### Task directions
Where in the data below does the word "JSON" appear? Copy every line that has it.

Dataset rows describing interfaces:
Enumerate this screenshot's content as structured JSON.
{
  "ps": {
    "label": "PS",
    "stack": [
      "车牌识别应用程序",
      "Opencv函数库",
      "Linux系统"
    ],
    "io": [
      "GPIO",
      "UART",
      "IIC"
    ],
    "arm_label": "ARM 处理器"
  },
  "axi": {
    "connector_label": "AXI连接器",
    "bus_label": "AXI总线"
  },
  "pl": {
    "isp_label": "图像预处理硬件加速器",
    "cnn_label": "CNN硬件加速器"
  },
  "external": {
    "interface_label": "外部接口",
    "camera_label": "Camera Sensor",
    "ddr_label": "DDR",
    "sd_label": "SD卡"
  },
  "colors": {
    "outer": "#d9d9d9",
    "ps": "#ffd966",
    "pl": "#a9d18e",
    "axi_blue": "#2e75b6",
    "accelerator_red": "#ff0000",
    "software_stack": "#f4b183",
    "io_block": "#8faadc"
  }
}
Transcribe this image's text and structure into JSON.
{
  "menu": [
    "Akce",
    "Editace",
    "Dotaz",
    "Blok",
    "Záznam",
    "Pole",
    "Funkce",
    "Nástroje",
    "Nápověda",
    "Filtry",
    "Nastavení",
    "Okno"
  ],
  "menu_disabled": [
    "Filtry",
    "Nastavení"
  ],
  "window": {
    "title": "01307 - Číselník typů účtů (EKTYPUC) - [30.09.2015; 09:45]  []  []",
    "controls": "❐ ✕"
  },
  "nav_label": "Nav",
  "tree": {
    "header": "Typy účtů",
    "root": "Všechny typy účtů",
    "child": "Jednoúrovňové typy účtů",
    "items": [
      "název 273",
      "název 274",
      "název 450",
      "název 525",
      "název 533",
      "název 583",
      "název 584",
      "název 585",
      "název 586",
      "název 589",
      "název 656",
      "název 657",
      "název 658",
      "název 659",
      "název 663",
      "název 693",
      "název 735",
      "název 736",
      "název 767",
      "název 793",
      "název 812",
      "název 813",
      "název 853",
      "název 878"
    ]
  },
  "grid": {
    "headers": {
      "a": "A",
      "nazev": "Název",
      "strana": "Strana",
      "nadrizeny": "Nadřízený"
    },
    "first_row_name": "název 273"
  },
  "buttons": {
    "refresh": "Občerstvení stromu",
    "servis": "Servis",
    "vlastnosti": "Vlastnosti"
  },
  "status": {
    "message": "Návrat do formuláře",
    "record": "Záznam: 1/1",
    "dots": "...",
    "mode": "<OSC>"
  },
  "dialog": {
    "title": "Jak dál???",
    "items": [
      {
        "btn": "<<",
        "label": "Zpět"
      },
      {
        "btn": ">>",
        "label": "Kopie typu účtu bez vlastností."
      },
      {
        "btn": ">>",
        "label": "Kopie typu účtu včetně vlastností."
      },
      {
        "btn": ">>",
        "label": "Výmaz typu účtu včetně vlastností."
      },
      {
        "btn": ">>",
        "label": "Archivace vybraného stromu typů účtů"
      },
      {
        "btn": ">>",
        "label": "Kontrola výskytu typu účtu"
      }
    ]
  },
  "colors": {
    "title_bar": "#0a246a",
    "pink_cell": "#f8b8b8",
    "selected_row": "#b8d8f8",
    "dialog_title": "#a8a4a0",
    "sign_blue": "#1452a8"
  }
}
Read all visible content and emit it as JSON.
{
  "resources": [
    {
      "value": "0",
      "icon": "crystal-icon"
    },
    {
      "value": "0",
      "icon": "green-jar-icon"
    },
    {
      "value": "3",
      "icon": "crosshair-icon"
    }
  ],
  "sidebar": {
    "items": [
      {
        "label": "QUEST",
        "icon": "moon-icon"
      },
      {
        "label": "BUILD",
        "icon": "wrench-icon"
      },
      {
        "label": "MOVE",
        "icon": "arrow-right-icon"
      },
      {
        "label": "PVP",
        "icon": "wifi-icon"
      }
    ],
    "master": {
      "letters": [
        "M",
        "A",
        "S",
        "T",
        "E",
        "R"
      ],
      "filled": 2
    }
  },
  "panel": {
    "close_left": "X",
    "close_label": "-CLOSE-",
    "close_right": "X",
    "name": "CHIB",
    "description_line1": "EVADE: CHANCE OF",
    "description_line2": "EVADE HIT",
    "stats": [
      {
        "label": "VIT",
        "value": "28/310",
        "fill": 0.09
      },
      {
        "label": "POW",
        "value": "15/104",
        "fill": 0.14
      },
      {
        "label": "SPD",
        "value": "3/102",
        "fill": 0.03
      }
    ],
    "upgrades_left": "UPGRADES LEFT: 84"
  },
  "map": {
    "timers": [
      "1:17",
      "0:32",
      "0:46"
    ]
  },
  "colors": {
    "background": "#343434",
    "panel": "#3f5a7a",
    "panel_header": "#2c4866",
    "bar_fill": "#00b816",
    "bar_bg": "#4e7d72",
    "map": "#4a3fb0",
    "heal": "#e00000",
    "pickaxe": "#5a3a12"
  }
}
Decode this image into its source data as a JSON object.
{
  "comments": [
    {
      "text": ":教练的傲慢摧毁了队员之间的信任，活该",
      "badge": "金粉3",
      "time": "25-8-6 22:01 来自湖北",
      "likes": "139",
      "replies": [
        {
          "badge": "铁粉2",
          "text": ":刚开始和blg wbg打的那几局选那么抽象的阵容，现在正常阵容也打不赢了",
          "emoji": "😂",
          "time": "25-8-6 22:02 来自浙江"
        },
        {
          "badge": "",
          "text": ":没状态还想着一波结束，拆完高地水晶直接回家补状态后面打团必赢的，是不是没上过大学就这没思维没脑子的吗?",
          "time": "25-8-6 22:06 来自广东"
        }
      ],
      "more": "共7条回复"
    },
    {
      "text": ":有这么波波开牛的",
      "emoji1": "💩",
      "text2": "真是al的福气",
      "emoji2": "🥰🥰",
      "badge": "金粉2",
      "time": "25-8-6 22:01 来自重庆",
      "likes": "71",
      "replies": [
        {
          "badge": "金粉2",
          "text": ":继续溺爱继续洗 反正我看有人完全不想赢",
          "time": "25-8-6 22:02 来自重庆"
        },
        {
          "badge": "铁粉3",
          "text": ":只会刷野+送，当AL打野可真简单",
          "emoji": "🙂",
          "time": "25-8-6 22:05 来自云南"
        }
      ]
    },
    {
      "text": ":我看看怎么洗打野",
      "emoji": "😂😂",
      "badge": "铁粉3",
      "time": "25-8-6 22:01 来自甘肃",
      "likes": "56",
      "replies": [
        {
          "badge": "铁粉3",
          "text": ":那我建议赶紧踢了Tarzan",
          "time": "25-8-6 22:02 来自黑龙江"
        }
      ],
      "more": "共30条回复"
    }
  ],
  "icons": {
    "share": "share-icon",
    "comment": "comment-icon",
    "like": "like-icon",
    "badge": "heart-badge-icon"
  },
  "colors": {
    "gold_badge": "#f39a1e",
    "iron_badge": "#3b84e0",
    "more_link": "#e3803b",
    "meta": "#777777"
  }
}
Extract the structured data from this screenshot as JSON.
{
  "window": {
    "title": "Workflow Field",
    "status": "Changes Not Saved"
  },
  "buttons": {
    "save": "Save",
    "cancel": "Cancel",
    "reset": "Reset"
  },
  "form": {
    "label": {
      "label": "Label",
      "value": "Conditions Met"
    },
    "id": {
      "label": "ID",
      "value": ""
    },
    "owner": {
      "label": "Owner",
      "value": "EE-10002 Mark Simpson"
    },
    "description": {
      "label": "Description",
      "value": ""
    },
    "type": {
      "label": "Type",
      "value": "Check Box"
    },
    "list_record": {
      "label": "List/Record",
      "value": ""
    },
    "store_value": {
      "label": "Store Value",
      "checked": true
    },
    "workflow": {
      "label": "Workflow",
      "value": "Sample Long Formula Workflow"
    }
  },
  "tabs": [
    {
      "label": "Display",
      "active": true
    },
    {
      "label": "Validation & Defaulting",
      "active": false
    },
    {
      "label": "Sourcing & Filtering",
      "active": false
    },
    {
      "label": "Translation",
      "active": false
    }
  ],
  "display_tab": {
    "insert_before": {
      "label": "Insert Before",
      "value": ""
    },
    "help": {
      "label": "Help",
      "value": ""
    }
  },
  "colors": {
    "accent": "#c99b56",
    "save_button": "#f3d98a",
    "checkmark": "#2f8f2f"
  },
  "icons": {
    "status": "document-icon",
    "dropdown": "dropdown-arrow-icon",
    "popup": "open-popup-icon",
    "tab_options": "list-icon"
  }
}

### Result for this task
Enumerate this screenshot's content as structured JSON.
Transcribe this image's text and structure into JSON.
Read all visible content and emit it as JSON.
Decode this image into its source data as a JSON object.
Extract the structured data from this screenshot as JSON.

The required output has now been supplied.